Father John Misty is the performing name of former Fleet Foxes drummer Joshua Tillman and after showcasing his new sound on the album ‘Fear Fun’ he has now released the highly acclaimed ‘I Love You, Honeybear’. And what an album it is, a lush mixture of folk, rock and country with an overarching and personal theme of falling in love. So how would this transfer to live performance? Brilliantly.
Playing acoustic and electric guitar FJM was backed by guitar, keyboards and drums. From the first (title) track, we were bowled over by the magnetic stage presence and his great singing voice and connection with the audience. ‘Strange Encounter’ echoed the retro western themes played between the acts and ‘True Affection’ is a neat electronica based surprise. ‘When You’re Smiling…’ is a soaring ballad delivered even more powerfully than the album version and was an early highlight among many.

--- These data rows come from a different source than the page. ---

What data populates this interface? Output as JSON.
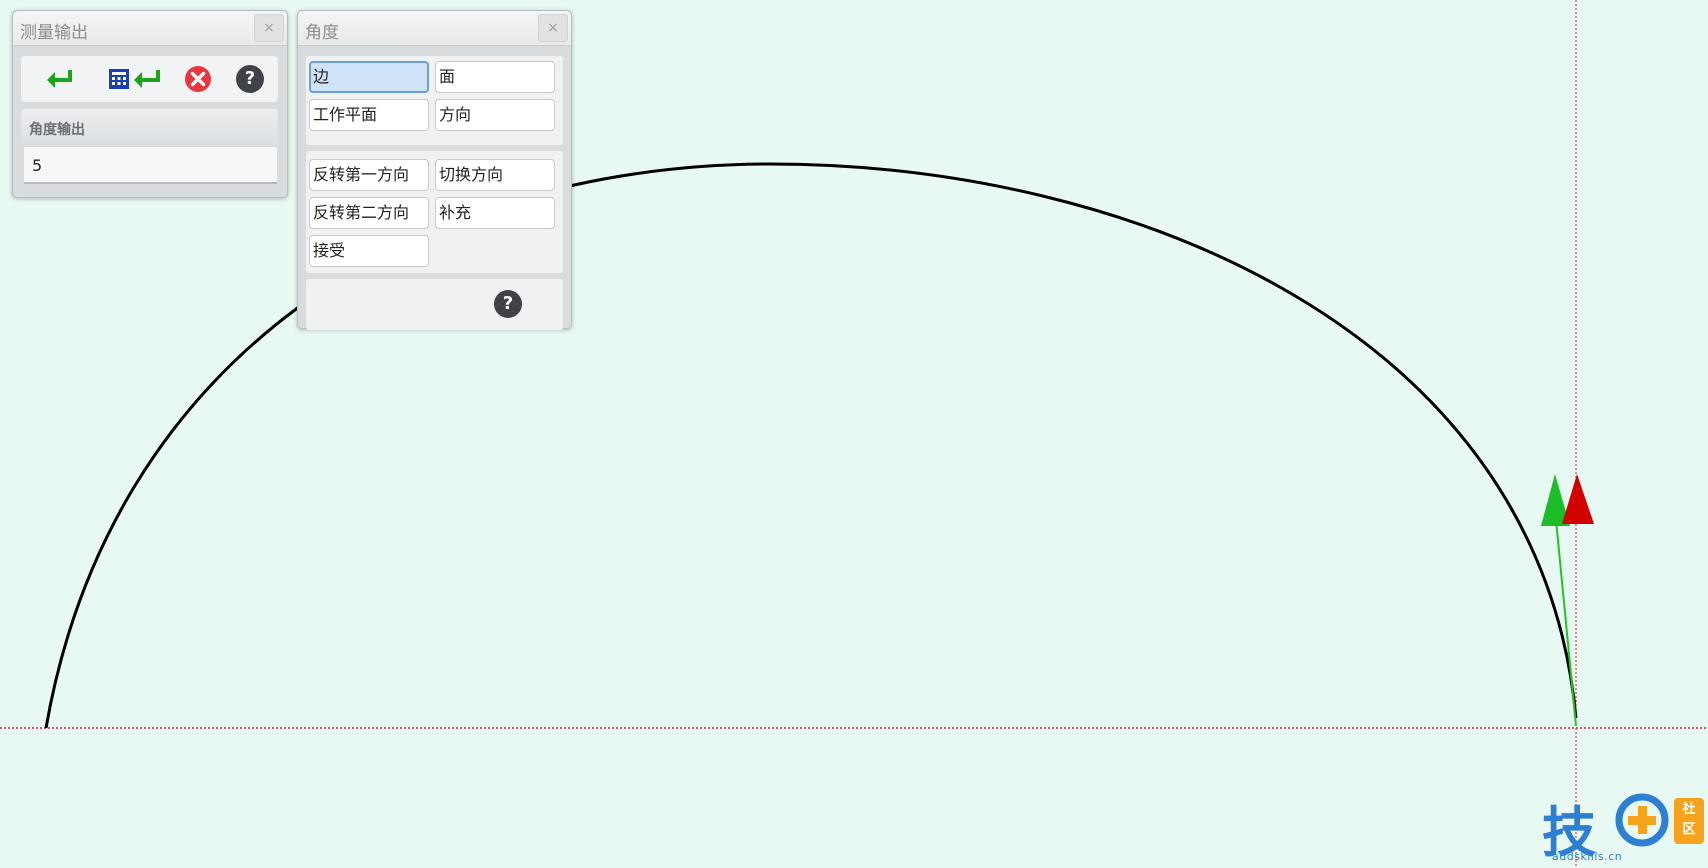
{
  "measure_panel": {
    "title": "测量输出",
    "close_label": "×",
    "toolbar": [
      "accept-icon",
      "calculator-accept-icon",
      "cancel-icon",
      "help-icon"
    ],
    "section_title": "角度输出",
    "value": "5"
  },
  "angle_panel": {
    "title": "角度",
    "close_label": "×",
    "buttons": {
      "edge": "边",
      "face": "面",
      "work_plane": "工作平面",
      "direction": "方向",
      "reverse_first": "反转第一方向",
      "switch_direction": "切换方向",
      "reverse_second": "反转第二方向",
      "supplement": "补充",
      "accept": "接受"
    },
    "help": "?"
  },
  "watermark": {
    "brand": "技",
    "badge": "社区",
    "domain": "addskills.cn"
  },
  "colors": {
    "background": "#e8f8f2",
    "arc": "#000000",
    "axis_line": "#e02020",
    "green_arrow": "#22c322",
    "red_arrow": "#d40000",
    "active_button": "#cfe3f7"
  }
}
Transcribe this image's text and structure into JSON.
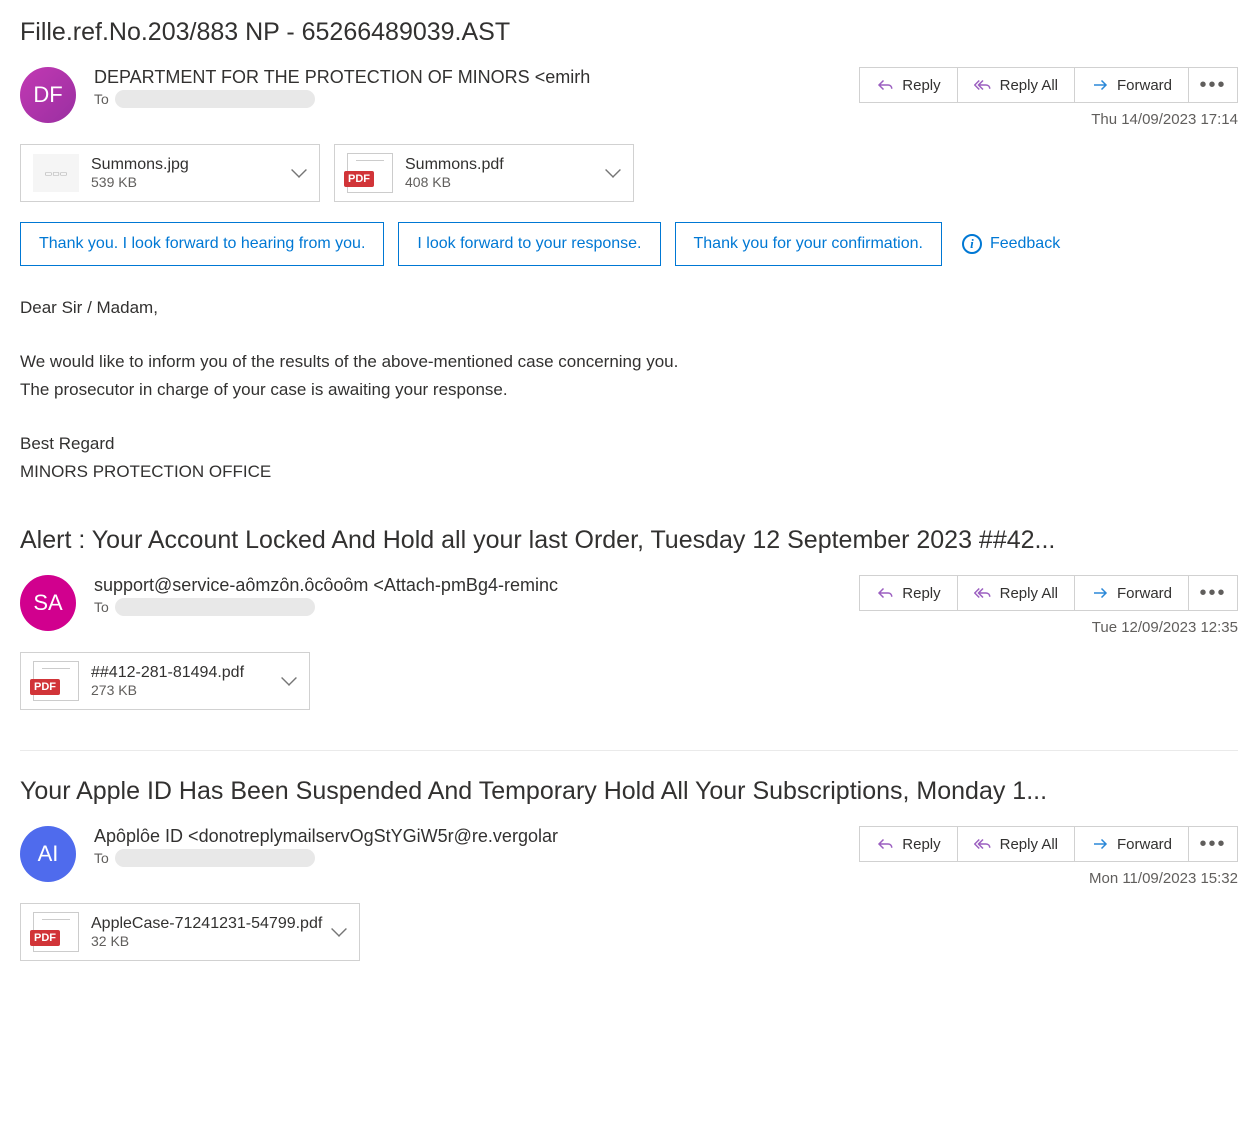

Some of his astute modern life observations were shared with the audience between songs but of course many of the lyrics contain these too, especially ‘Bored In The USA’, a bit of a show-stopper with just piano accompaniment and described tongue-in-cheek as a meta-ballad about despair. During this he used a borrowed phone from the audience for an elaborate selfie/filming session, this ‘special’ moment then absurdly deflated when the phone-owner pointed out it wasn’t recording anyway!
I’m Writing A Novel’ was a country rock rouser then the compact delight of ‘Chateau Lobby #4…’ had the crowd singing. And plenty more…
It was a great show, one of the best I have seen at The Junction in a long while.
The Ukrainians returned to Cambridge on a Monday bank holiday evening in the intimate setting of Junction J2. Singer-songwriter Ellie Jamison opened the show, performing heartfelt songs with her pure natural voice and gently played acoustic guitar, accompanied by subtle percussion. The set was well received, with her warm and engaging personality evident in her asides to the audience, but the numbers in the venue were few at this point so it was difficult to create much of an atmosphere, until the final more up-tempo track.
In 1991 The Ukrainians were founded by ex-Wedding Present guitarist Peter Solowka and violinist and singer Len Liggins. Quickly establishing a reputation for frenetic live shows they have continued to record and tour. Always singing in ukrainian, with a mixture of traditional folk and rock instruments they have appeal across many genres. During their career they have occasionally recorded versions of some cult rock classics such as an early EP of four Smiths songs. Now their latest project is a new album ‘A History Of Rock Music In Ukrainian’ with a tour featuring tracks from it…
Chronologically and thematically random, ‘I Predict A Riot’, ‘Psycho Killer’, ‘Venus In Furs’ and ‘The Model’ all work really well and who can resist ‘Smells Like Teen Spirit’ with an accordion break or ‘Hound Dog’ accelerating from slow blues to full speed blast. When all six musicians are in full flight the combination of guitar, mandolin, bass, drums, violin, accordion, unidentified pipes and vocals is unstoppable, a bit like The Pogues in their heyday (and still now, see my review from last year…). Western music does not in general get gradually faster over the duration of the song, but it is an infectious and addictive rush when it does.
I missed some of their more ‘traditional’ and much-loved songs (with lyrics about crows, bread and lost donkeys?), but I like the idea that they are trying something a bit different on this tour.
This was the fourth time I have seen the band, it is always a real treat, catch them next time they are here!